The City That Never Sleeps is a veritable Mecca of the gambling world. Every year, over 40 million people visit Las Vegas to experience some of its thrills, like the casinos, Elvis impersonators, hotels, and parties. It is understandable, therefore, to wonder how this city affects the environment.
Casinos run 24/7 and it is not unusual for each of them, on average, to receive an electric bill of about $350,000 each month. After all, a facility that welcomes guests all the time and is always ready for newcomers and regulars alike has to keep running or it will lose its patrons to its competitors.
Unfortunately, it’s not just the electricity that’s the problem here. Many sites and attractions designed to draw in tourists spend a ridiculous amount of energy. Bellagio’s water fountains and the Luxor Beam are just two of the many ludicrous displays that gobble up a tremendous amount of power without giving anything in return.

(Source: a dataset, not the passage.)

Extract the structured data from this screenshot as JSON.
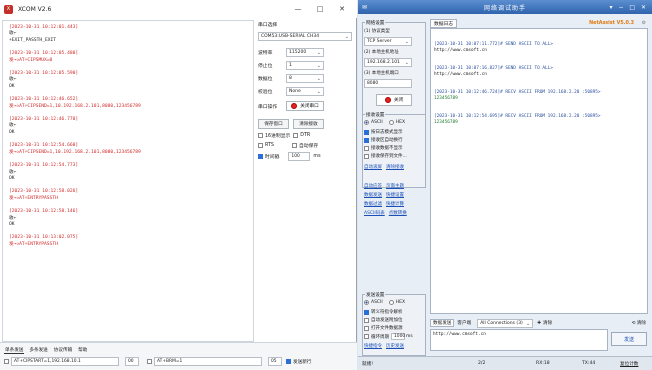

This would all be fine and dandy, were it not for the fact that the state of Nevada, like most of the US, relies on fossil fuels for most of its energy needs. The redeeming quality of the state and Las Vegas is the overall strength of the infrastructure that can handle this kind of power. However, the energy solutions used are anything but sustainable.
As mentioned before, tens of millions of people visit the city every year. I’ll go out on a limb here and say that there aren’t many environmentally conscious people in search of thrills in Sin City. It remains to be seen if the influx of visitors is going to increase in the future.
On the Plus Side
Las Vegas is not as unsustainably bleak as it would seem. Hotels, casinos, and other companies are making strides to go green, even if it’s going to take some time. First of all, the traditional neons of the city are being replaced with LED, which emits more light and uses less power.
Furthermore, many hotels melt down the soaps used by their guests to make new soaps that can be sold or donated. The same goes for pillowcases, sheets, and curtains. They are either repurposed as cleaning rags or turned into fabric or purses that, again, the hotels sell or donate.
This may not seem like a big deal, but it is a giant leap from the old-school Vegas and its devil-may-care attitude. It’s certainly a step in the right direction. One last treat. Vegas is in the desert. There’s hardly any rain all year round. This means that the city is perfect for solar panels and solar farms.
As it’s in the desert and surrounded by mountains, we can expect that the city won’t intrude on the wildlife too much. Even if it starts expanding, we are entering a more ecologically-conscious age. In a century or so, we may see a clean and green Vegas.